ppat-1002965-g005: rLL3 binds to specific regions of the SRPN6 promoter.Experiments identified that recombinant LL3 protein interacts with two ∼40 bp regions within the putative SRPN6 promoter (Figs. S5 and S6). Gel shift assays including competition with specific and non-specific (NS) competitors are illustrated for the two regions, with the respective sequences provided above or below. The nucleotides identified by mutational analysis (Figure S6) as being critical for LL3-DNA interactions are in bold italics and labeled as R1 through R3.
Mentions: For both methods, the most frequently recovered consensus sequence was a GGG[A/T]G motif (Figures 4B, 4C and S4), providing validation of our approach and suggesting that this is a high affinity DNA-binding site for LL3. This motif also shares a striking resemblance to the CTCCC motif (reverse complement of the LL3 motif) described for LITAF on the TNF-α promoter [3]. An additional, highly degenerate motif was also identified within the affinity-based enrichment (Figure 4B). The two motifs were chosen from those identified by MEME analysis (Figure S4) based on their presence in the SRPN6 promoter and likely role in SRPN6 regulation (Figures 5 and 6).
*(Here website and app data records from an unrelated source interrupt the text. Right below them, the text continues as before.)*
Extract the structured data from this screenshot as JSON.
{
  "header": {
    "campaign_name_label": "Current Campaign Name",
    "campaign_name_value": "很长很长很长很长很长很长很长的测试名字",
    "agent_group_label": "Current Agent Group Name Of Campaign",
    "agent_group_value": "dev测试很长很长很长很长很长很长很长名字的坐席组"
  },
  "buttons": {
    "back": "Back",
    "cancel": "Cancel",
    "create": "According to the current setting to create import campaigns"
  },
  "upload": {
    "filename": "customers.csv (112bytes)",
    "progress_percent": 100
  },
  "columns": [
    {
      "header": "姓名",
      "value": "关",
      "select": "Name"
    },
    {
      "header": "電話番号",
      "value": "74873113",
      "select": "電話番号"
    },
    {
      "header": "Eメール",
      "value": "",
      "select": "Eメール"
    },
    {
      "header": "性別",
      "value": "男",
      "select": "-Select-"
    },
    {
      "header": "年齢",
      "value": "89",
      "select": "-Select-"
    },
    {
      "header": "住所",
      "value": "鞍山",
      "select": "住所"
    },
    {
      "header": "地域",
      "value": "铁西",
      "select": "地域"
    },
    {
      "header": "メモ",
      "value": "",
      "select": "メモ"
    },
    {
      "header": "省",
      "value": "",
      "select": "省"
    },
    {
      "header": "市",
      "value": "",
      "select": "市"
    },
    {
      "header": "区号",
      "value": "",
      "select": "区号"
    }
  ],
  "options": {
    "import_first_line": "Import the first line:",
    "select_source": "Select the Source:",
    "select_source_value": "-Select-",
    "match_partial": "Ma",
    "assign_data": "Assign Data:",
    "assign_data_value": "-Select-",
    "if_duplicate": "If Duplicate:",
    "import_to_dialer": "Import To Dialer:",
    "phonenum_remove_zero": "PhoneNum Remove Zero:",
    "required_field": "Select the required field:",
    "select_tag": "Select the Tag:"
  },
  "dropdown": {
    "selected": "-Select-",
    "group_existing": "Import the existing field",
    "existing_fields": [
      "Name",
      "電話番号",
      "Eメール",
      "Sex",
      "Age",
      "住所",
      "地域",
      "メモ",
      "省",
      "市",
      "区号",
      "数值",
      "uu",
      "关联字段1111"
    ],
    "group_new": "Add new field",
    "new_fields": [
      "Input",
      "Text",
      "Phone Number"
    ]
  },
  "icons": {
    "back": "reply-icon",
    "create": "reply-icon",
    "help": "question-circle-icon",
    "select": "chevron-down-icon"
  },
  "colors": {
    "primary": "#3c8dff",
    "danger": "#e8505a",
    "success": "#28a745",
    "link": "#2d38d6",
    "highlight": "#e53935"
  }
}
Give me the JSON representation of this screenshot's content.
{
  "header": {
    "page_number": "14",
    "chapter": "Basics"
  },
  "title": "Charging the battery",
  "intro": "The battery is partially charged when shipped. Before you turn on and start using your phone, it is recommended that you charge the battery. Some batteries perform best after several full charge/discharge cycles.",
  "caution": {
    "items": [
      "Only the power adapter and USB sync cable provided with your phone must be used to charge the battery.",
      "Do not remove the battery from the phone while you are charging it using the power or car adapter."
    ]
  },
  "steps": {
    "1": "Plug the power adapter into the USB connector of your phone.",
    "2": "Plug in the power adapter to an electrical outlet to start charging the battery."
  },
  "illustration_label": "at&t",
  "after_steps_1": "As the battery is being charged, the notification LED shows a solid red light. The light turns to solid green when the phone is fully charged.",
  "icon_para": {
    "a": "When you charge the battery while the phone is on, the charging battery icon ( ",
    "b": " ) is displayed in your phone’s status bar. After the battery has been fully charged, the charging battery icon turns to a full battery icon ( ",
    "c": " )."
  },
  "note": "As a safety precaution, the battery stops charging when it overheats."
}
Bottom Line: Electrophoretic mobility shift assays identified specific LL3 DNA-binding motifs within the promoter of SRPN6, a gene that also mediates mosquito defense against Plasmodium.Further experiments indicated that these motifs play a direct role in LL3 regulation of SRPN6 expression.We conclude that LL3 is a transcription factor capable of modulating SRPN6 expression as part of the mosquito anti-Plasmodium immune response.

View Article: PubMed Central - PubMed
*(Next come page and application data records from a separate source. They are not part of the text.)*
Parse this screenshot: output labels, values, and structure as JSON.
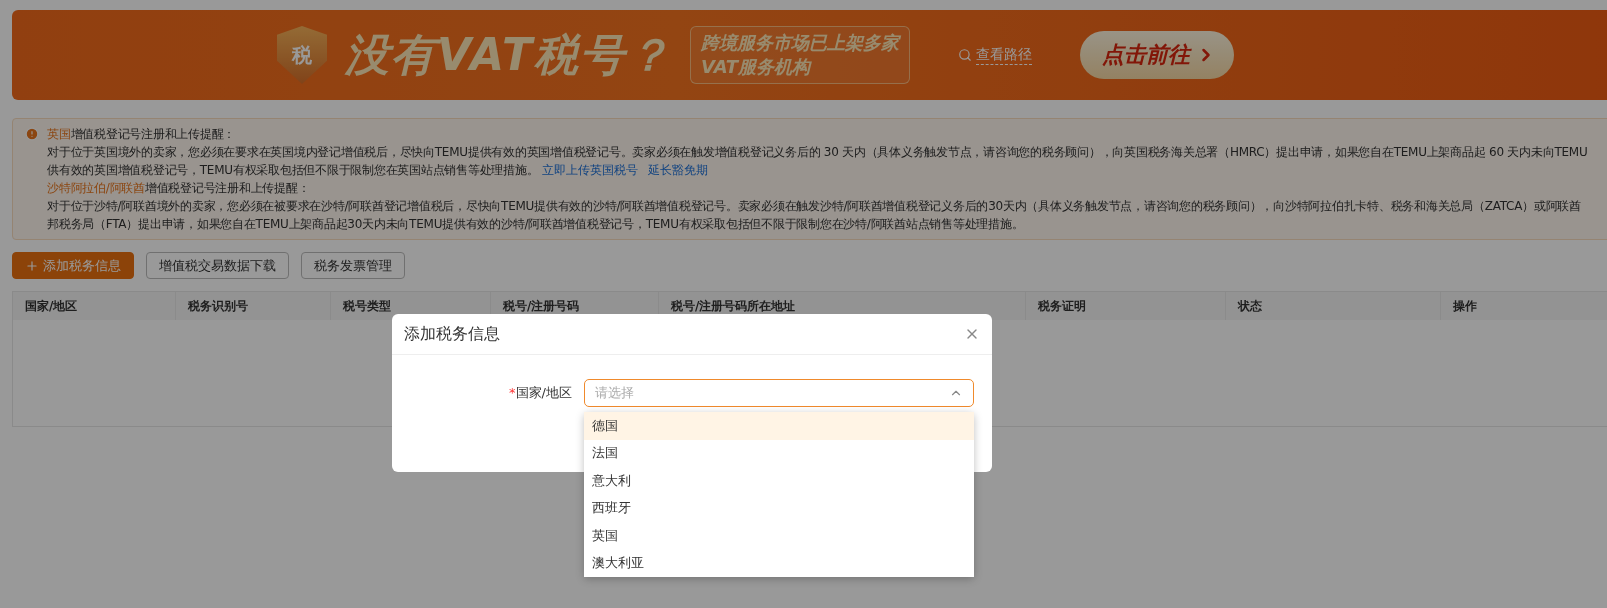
{
  "banner": {
    "badge": "税",
    "headline": "没有VAT税号？",
    "subline_1": "跨境服务市场已上架多家",
    "subline_2": "VAT服务机构",
    "link": "查看路径",
    "button": "点击前往"
  },
  "notices": [
    {
      "region": "英国",
      "title": "增值税登记号注册和上传提醒：",
      "lines": [
        "对于位于英国境外的卖家，您必须在要求在英国境内登记增值税后，尽快向TEMU提供有效的英国增值税登记号。卖家必须在触发增值税登记义务后的 30 天内（具体义务触发节点，请咨询您的税务顾问），向英国税务海关总署（HMRC）提出申请，如果您自在TEMU上架商品起 60 天内未向TEMU",
        "供有效的英国增值税登记号，TEMU有权采取包括但不限于限制您在英国站点销售等处理措施。"
      ],
      "links": [
        "立即上传英国税号",
        "延长豁免期"
      ]
    },
    {
      "region": "沙特阿拉伯/阿联酋",
      "title": "增值税登记号注册和上传提醒：",
      "lines": [
        "对于位于沙特/阿联酋境外的卖家，您必须在被要求在沙特/阿联酋登记增值税后，尽快向TEMU提供有效的沙特/阿联酋增值税登记号。卖家必须在触发沙特/阿联酋增值税登记义务后的30天内（具体义务触发节点，请咨询您的税务顾问），向沙特阿拉伯扎卡特、税务和海关总局（ZATCA）或阿联酋",
        "邦税务局（FTA）提出申请，如果您自在TEMU上架商品起30天内未向TEMU提供有效的沙特/阿联酋增值税登记号，TEMU有权采取包括但不限于限制您在沙特/阿联酋站点销售等处理措施。"
      ]
    }
  ],
  "toolbar": [
    {
      "label": "添加税务信息",
      "kind": "primary"
    },
    {
      "label": "增值税交易数据下载",
      "kind": "default"
    },
    {
      "label": "税务发票管理",
      "kind": "default"
    }
  ],
  "table": {
    "columns": [
      "国家/地区",
      "税务识别号",
      "税号类型",
      "税号/注册号码",
      "税号/注册号码所在地址",
      "税务证明",
      "状态",
      "操作"
    ]
  },
  "dialog": {
    "title": "添加税务信息",
    "field": {
      "label": "国家/地区",
      "required_mark": "*",
      "placeholder": "请选择",
      "expanded": true
    },
    "options": [
      {
        "label": "德国",
        "highlighted": true
      },
      {
        "label": "法国",
        "highlighted": false
      },
      {
        "label": "意大利",
        "highlighted": false
      },
      {
        "label": "西班牙",
        "highlighted": false
      },
      {
        "label": "英国",
        "highlighted": false
      },
      {
        "label": "澳大利亚",
        "highlighted": false
      }
    ]
  }
}
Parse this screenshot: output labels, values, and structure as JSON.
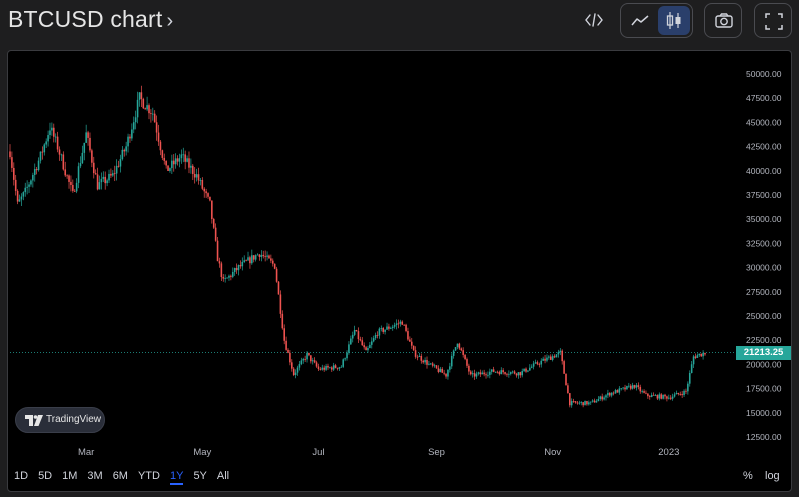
{
  "header": {
    "title": "BTCUSD chart",
    "chevron": "›"
  },
  "toolbar": {
    "embed_icon": "code-embed-icon",
    "line_style_icon": "line-chart-icon",
    "candle_style_icon": "candlestick-icon",
    "snapshot_icon": "camera-icon",
    "fullscreen_icon": "fullscreen-icon",
    "active_style": "candles"
  },
  "chart_data": {
    "type": "candlestick",
    "symbol": "BTCUSD",
    "y_axis": {
      "ticks": [
        "50000.00",
        "47500.00",
        "45000.00",
        "42500.00",
        "40000.00",
        "37500.00",
        "35000.00",
        "32500.00",
        "30000.00",
        "27500.00",
        "25000.00",
        "22500.00",
        "20000.00",
        "17500.00",
        "15000.00",
        "12500.00"
      ],
      "min": 12500,
      "max": 50000
    },
    "x_axis": {
      "ticks": [
        "Mar",
        "May",
        "Jul",
        "Sep",
        "Nov",
        "2023"
      ]
    },
    "last_price": "21213.25",
    "last_price_value": 21213.25,
    "up_color": "#26a69a",
    "down_color": "#ef5350",
    "close_path": [
      [
        "2022-01-20",
        42000
      ],
      [
        "2022-01-24",
        36500
      ],
      [
        "2022-01-28",
        37800
      ],
      [
        "2022-02-05",
        41500
      ],
      [
        "2022-02-10",
        44500
      ],
      [
        "2022-02-14",
        42500
      ],
      [
        "2022-02-22",
        37500
      ],
      [
        "2022-03-01",
        43800
      ],
      [
        "2022-03-07",
        38500
      ],
      [
        "2022-03-15",
        39500
      ],
      [
        "2022-03-22",
        42500
      ],
      [
        "2022-03-29",
        47500
      ],
      [
        "2022-04-05",
        46000
      ],
      [
        "2022-04-12",
        40000
      ],
      [
        "2022-04-20",
        41500
      ],
      [
        "2022-04-28",
        39500
      ],
      [
        "2022-05-05",
        36500
      ],
      [
        "2022-05-09",
        31000
      ],
      [
        "2022-05-12",
        28500
      ],
      [
        "2022-05-20",
        30000
      ],
      [
        "2022-05-31",
        31500
      ],
      [
        "2022-06-08",
        30200
      ],
      [
        "2022-06-13",
        22500
      ],
      [
        "2022-06-18",
        19000
      ],
      [
        "2022-06-25",
        21000
      ],
      [
        "2022-07-01",
        19500
      ],
      [
        "2022-07-13",
        19800
      ],
      [
        "2022-07-20",
        23500
      ],
      [
        "2022-07-26",
        21200
      ],
      [
        "2022-08-01",
        23300
      ],
      [
        "2022-08-14",
        24400
      ],
      [
        "2022-08-20",
        21200
      ],
      [
        "2022-08-28",
        20000
      ],
      [
        "2022-09-06",
        18900
      ],
      [
        "2022-09-12",
        22400
      ],
      [
        "2022-09-19",
        18800
      ],
      [
        "2022-10-01",
        19300
      ],
      [
        "2022-10-15",
        19100
      ],
      [
        "2022-10-25",
        20200
      ],
      [
        "2022-11-05",
        21200
      ],
      [
        "2022-11-09",
        17000
      ],
      [
        "2022-11-10",
        16000
      ],
      [
        "2022-11-21",
        16000
      ],
      [
        "2022-12-01",
        17000
      ],
      [
        "2022-12-14",
        17800
      ],
      [
        "2022-12-20",
        16800
      ],
      [
        "2023-01-01",
        16600
      ],
      [
        "2023-01-10",
        17200
      ],
      [
        "2023-01-14",
        20800
      ],
      [
        "2023-01-20",
        21213
      ]
    ]
  },
  "watermark": {
    "label": "TradingView",
    "icon": "tradingview-logo-icon"
  },
  "ranges": [
    "1D",
    "5D",
    "1M",
    "3M",
    "6M",
    "YTD",
    "1Y",
    "5Y",
    "All"
  ],
  "active_range": "1Y",
  "options": {
    "percent": "%",
    "log": "log"
  }
}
Affiliation: Department of Molecular Microbiology and Immunology, Malaria Research Institute, Johns Hopkins Bloomberg School of Public Health, Baltimore, Maryland, USA.

ABSTRACT
The mosquito is the obligate vector for malaria transmission. To complete its development within the mosquito, the malaria parasite Plasmodium must overcome the protective action of the mosquito innate immune system. Here we report on the involvement of the Anopheles gambiae orthologue of a conserved component of the vertebrate immune system, LPS-induced TNFα transcription factor (LITAF), and its role in mosquito anti-Plasmodium immunity. An. gambiae LITAF-like 3 (LL3) expression is up-regulated in response to midgut invasion by both rodent and human malaria parasites. Silencing of LL3 expression greatly increases parasite survival, indicating that LL3 is part of an anti-Plasmodium defense mechanism. Electrophoretic mobility shift assays identified specific LL3 DNA-binding motifs within the promoter of SRPN6, a gene that also mediates mosquito defense against Plasmodium. Further experiments indicated that these motifs play a direct role in LL3 regulation of SRPN6 expression. We conclude that LL3 is a transcription factor capable of modulating SRPN6 expression as part of the mosquito anti-Plasmodium immune response.

Show MeSH
Related in: MedlinePlus